Past Postgrad Students

These are some of our recently graduated PhD students. Read about what they are up to now, and what they were studying while they were at La Trobe.

Kevin Farnier

After a short stint in the UK, working on the development of lures for the spotted wing Drosophila, I have recently joined the invertebrate and weed science group at AgriBio. My role consists of developing new lures for the monitoring and control of Tephritid flies in orchards. Using an integrative approach including insect behaviour (wind tunnel, olfactometers), chemical analysis (GC-MS), electrophysiology (GC-EAD) and field studies, my aim is to mitigate the chemical ecology underpinning interactions between insects, microbes (especially yeasts) and host plants in view of implementing more efficient and sustainable pest monitoring and management strategies and; at the same time; provide an insight into the adaptations of insects’ olfactory systems in the context of the evolution of their association and utilization of their host plants.

PhD Project: Behavioural responses of psyllids (Hemiptera: Aphalaridae) to olfactory and visual cues of their eucalypt hosts

Insects use chemical, visual and tactile cues to identify host plants from non-hosts and to assess their suitability for eating and supporting the development of their offspring. Eucalyptus-feeding psyllids span species that only feed on one host (sometimes only a specific morphological leaf type) to species that use a range of hosts. My PhD focused on how different cues mediate these interactions. I wanted to understand how the composition of eucalypt secondary metabolites influenced the sensory capabilities of psyllids and how their responses enable them to exhibit different preferences for a genus of tree whose members produce many identical compounds.

Supervisor: Assoc. Prof. Martin Steinbauer

Bruce Gill

Bruce is employed as a hydrogeologist with the Victorian Department of Economic Development, Jobs, Transport and Resources.
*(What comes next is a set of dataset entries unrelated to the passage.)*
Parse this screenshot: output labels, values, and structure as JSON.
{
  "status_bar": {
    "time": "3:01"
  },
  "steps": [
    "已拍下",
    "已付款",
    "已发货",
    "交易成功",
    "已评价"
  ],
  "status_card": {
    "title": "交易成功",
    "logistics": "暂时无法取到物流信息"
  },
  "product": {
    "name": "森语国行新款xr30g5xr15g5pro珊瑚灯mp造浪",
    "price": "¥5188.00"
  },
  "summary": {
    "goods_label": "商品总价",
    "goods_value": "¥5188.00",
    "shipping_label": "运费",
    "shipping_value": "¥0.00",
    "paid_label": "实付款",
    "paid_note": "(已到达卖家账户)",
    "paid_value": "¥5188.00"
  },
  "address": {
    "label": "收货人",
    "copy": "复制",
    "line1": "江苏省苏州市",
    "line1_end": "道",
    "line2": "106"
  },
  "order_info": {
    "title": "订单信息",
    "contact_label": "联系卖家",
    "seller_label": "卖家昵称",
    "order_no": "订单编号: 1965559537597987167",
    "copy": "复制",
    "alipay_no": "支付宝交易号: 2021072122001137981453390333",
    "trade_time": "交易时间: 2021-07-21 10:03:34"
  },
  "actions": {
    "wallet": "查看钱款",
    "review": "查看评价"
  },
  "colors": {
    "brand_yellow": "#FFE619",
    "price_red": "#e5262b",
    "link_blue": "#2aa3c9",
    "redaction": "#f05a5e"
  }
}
PhD Project: Application of 3D hydrogeology methods to groundwater resource management.

Bruce studied groundwater resource management. Also a research hydrogeologist with the Victorian Department of Economic Development, Jobs, Transport and Resources, Bruce's study looked into how 3D mapping and visualisation of important groundwater supply systems can help groundwater resource users and managers improve groundwater resource management.
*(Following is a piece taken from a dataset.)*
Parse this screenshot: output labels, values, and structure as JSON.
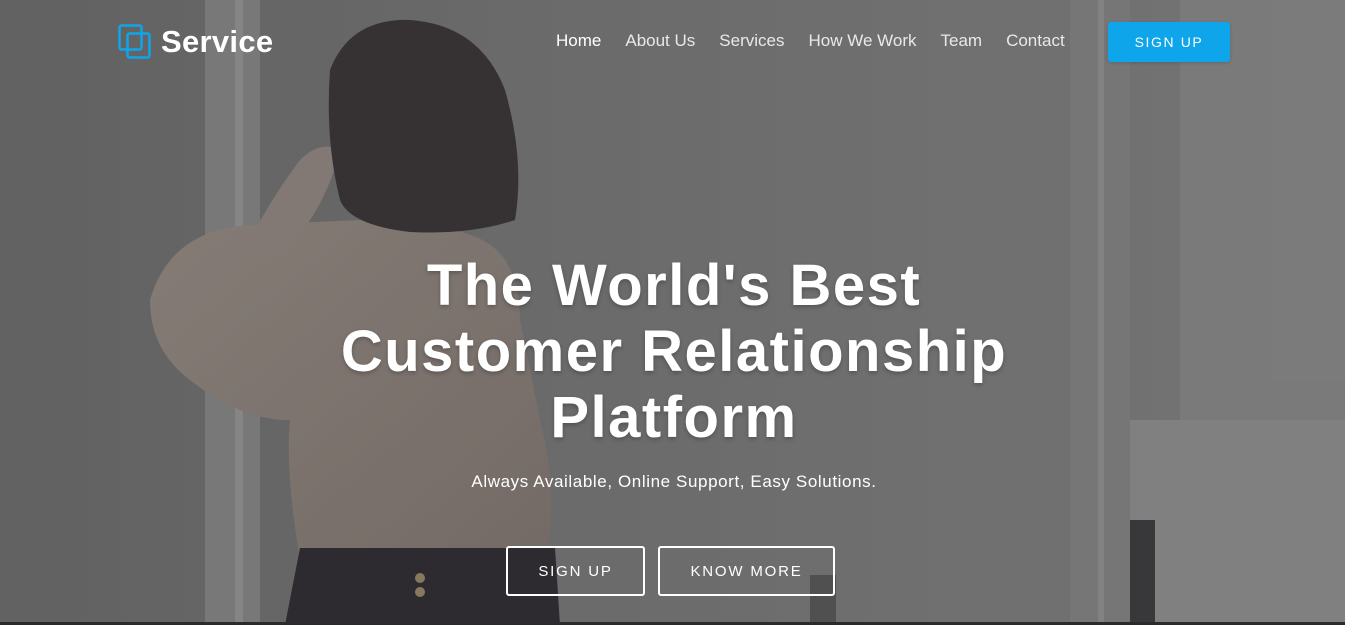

Supervisor: Assoc. Prof. John Webb

Mark Hall

Mark is employed as a Research Fellow at the Hawkesbury Institute for the Environment, University of Western Sydney.
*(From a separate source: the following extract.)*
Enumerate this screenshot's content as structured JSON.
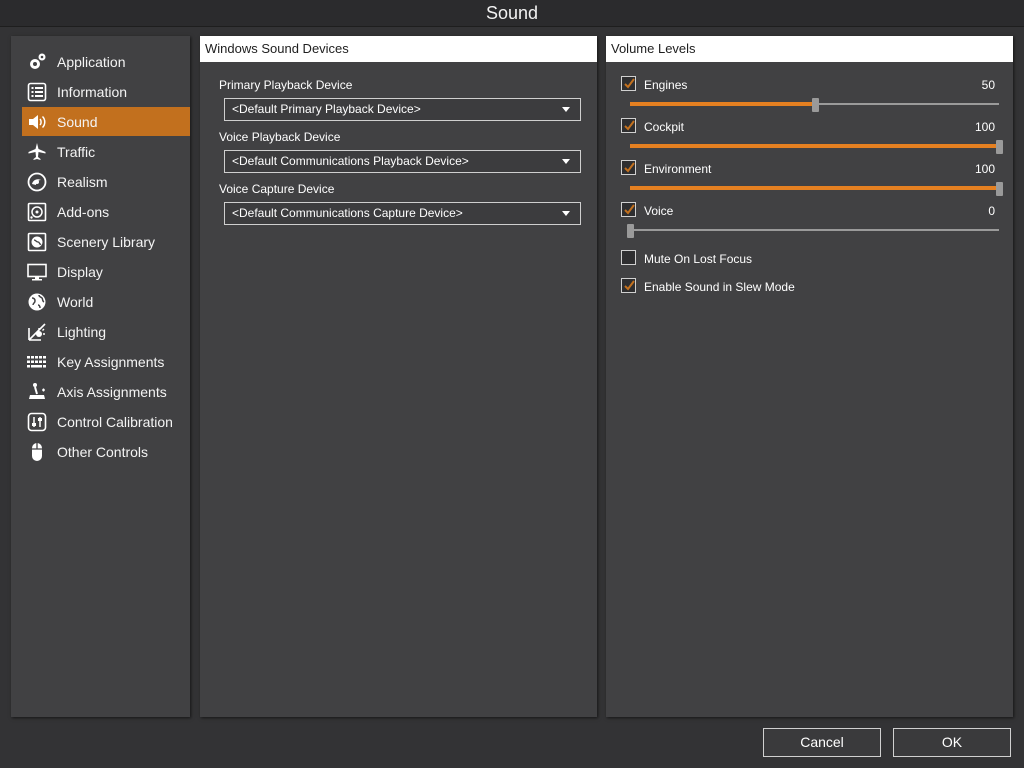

PhD Project: The role of vegetated linear networks for fauna conservation within agricultural environments

Mark studied agricultural landscapes and the habitat features that influence the species richness and composition of woodland bird and native bee communities. The focus of his PhD research was on linear strips of vegetation (roadsides and streams) and scattered paddock trees, and tested their importance as habitat and areas for foraging and breeding. The results of this study answer important ecological questions and assist land managers in better targeting management actions to improve site suitability for woodland birds and native bees within heavily modified environments.

Supervisors: Prof Andrew Bennett, Dr Simon Watson, Dr Dale Nimmo (Charles Sturt University)

Umar Lubanga

I am currently employed as a Research Scientist by Agriculture Victoria and work at AgriBio, Centre for AgriBioscience in Melbourne. I am part of a team researching insect biological control of Wandering Trad (Tradescantia fluminensis) which is an environmental weed of national significance.

PhD Project:  Reproductive biology, signalling and sexual selection in the She-oak psyllid Aacanthocnema dobsoni (Froggatt) (Hemiptera: Triozidae)

Mating in insects is preceded by a series of highly synchronised, complex courtship behaviours between males and females. The signals used by different taxa reflect aspects of that insect’s habitat as well as the phylogenetic constraints and adaptive syndromes of the species. Insect sex pheromones (long-range signals), vibrational/acoustic signals (short-range signals) and visual signals may be used either in isolation or in combination to facilitate mating. I studied the vibrational and chemical signals and cues used in courtship and mating of the She-oak psyllid, Aacanthocnema dobsoni.

Supervisor: Assoc. Prof. Martin Steinbauer

Ben Zeeman

Ben has moved to western Victoria and is now working as a Vegetation Management Officer at Glenelg-Hopkins Catchment Management Authority.

PhD Project: Two decades of vegetation change across a critically endangered temperate grassland ecosystem

Ben’s PhD explored how changes to historic disturbance regimes, nitrogen deposition and habitat fragmentation as a consequence of urbanisation can lead to biotic homogenisation among native vegetation communities. This research was conducted in critically endangered native grasslands on the Victorian volcanic plain, an ecosystem that has been extensively cleared since European settlement. Ben examined how long-term differences in the management of urban and rural grasslands affected the patterns of native species extinction and exotic species invasion as well as exploring potential actions to reverse native grassland degradation.

Supervisor: Dr John Morgan